1 pound cavatappi corkscrew shaped hallow pasta (We used corkscrew pasta.)
1 1/2 pounds ground chicken (We couldn't find ground chicken after looking at two grocery stores, so we used ground turkey.)
Black pepper
2 to 3 sprigs fresh rosemary, leaves stripped and finely chopped
2 teaspoons fennel seeds
3 cloves garlic, grated
1 teaspoon crushed red pepper flakes
1 cup ricotta cheese
1 1/2 cups grated Parmigiano Reggiano, divided
1 egg
3/4 cup bread crumbs, plus more, if needed*
3 tablespoons extra-virgin olive oil, divided
2 boxes, 10 ounces, chopped frozen spinach
3 tablespoons butter
2 tablespoons all-purpose flour
1 cup chicken stock
1 cup whole milk
1/8 teaspoon grated nutmeg, eyeball it

Preheat oven to 450 degrees F.

Place a large pot of water on to boil for pasta. When it comes to a boil, salt it and add the pasta to cook to al dente. Strain pasta reserving 1 cup cooking liquid.

While the water is coming to a boil, in a large mixing bowl combine the chicken, salt and pepper, rosemary, fennel seeds, garlic, crushed red pepper flakes, ricotta cheese, 1/2 cup grated Parmigiano - a rounded handful, egg and bread crumbs. *If the mixture seems too wet, add a handful of bread crumbs and mix together.

Form 8 large round balls, about 3 to 4-inches. Coat balls in a couple of tablespoons of extra-virgin olive oil and lightly grease a baking sheet with 1 tablespoon extra-virgin olive oil. Arrange balls on the baking sheet and roast 17 to 18 minutes until juices run clear.

Defrost spinach in microwave 8 to 10 minutes on "defrost" setting depending on the microwave.
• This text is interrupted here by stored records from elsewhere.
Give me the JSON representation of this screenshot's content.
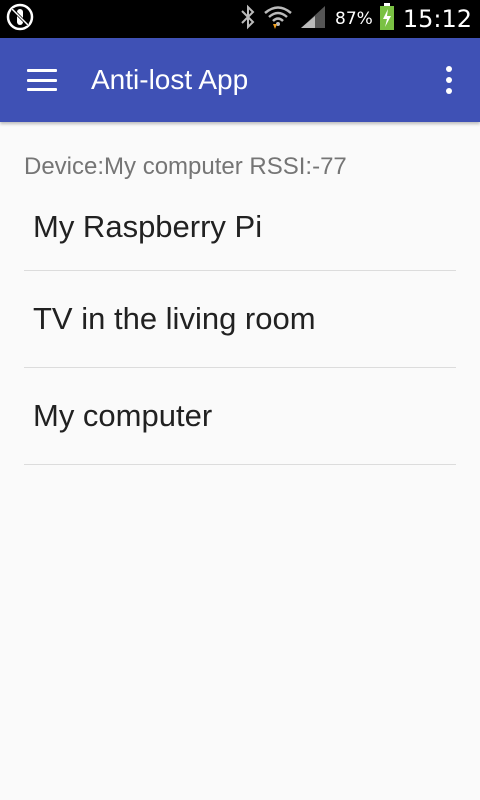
{
  "status_bar": {
    "battery_percent": "87%",
    "time": "15:12",
    "icons": [
      "sync-icon",
      "bluetooth-icon",
      "wifi-icon",
      "signal-icon",
      "battery-charging-icon"
    ]
  },
  "app_bar": {
    "title": "Anti-lost App",
    "background_color": "#3f51b5",
    "menu_icon": "hamburger-icon",
    "overflow_icon": "overflow-menu-icon"
  },
  "main": {
    "device_status": "Device:My computer RSSI:-77",
    "devices": [
      {
        "label": "My Raspberry Pi"
      },
      {
        "label": "TV in the living room"
      },
      {
        "label": "My computer"
      }
    ]
  }
}
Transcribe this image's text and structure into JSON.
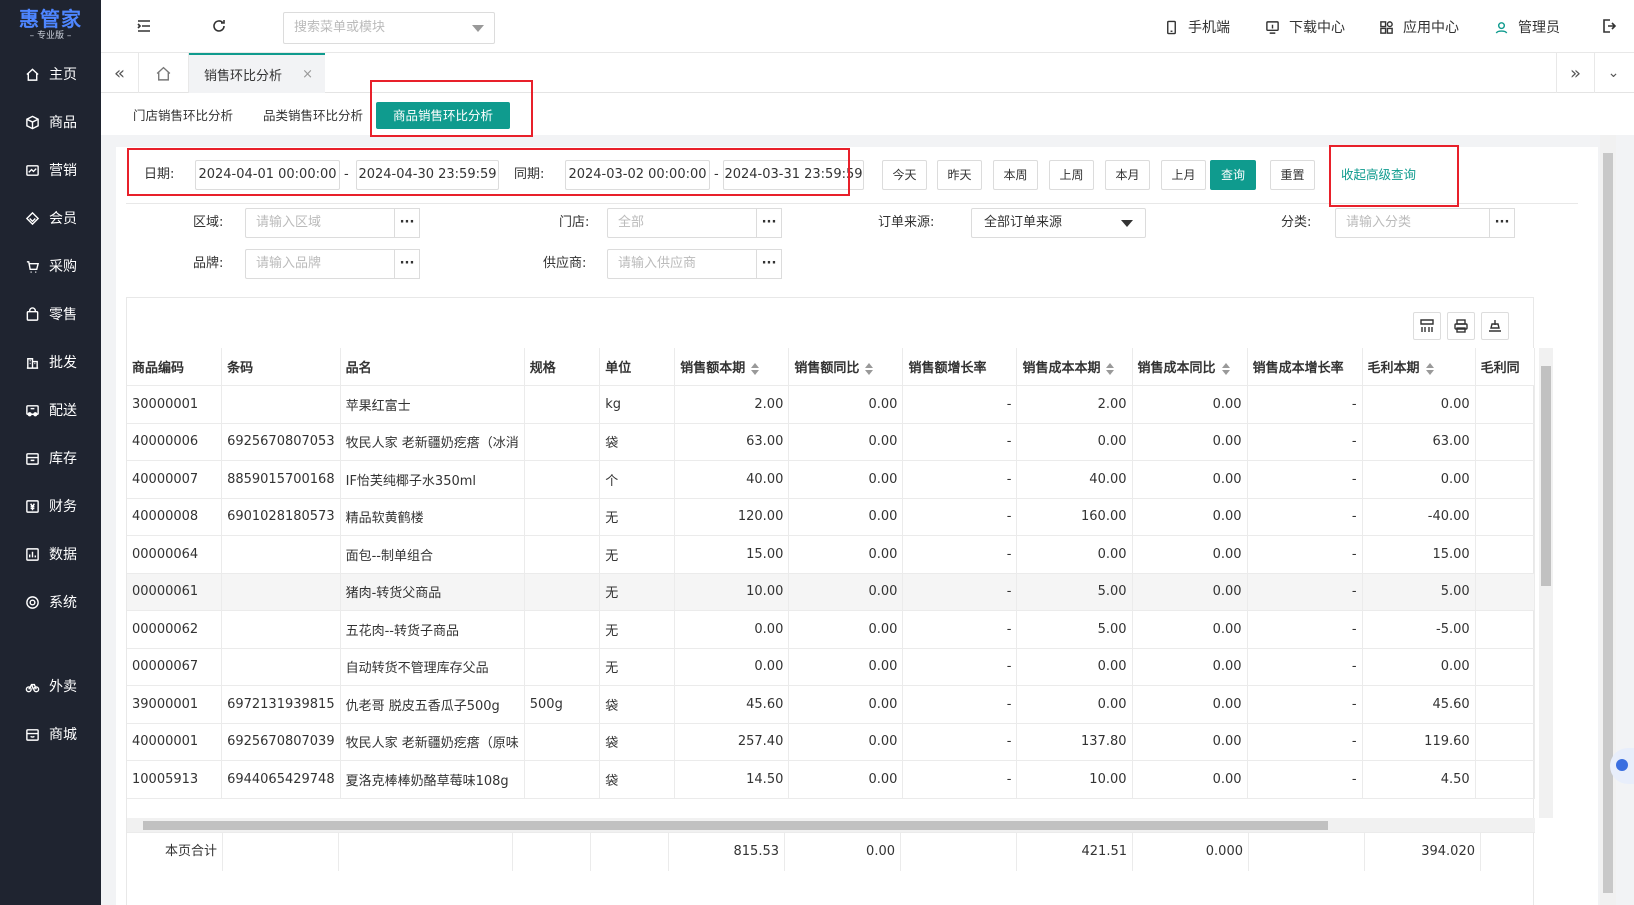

Place the boxes in a shallow dish to catch any run off.

While the meatballs roast, in a medium sauce pot over medium heat, melt butter, whisk in flour, cook 1 minute then whisk in stock and milk, season with salt, pepper and nutmeg and thicken 5 to 6 minutes. Stir in the remaining 1 cup grated Parmigiano and reduce heat on lowest setting.

Wring spinach completely dry in clean kitchen towel then separate as you add it to the sauce. Also add the reserved 1 cup pasta cooking liquid.

Toss pasta with the spinach-white sauce and adjust seasonings.

Serve Florentine Mac-n-Cheese with 2 meatballs per person along side.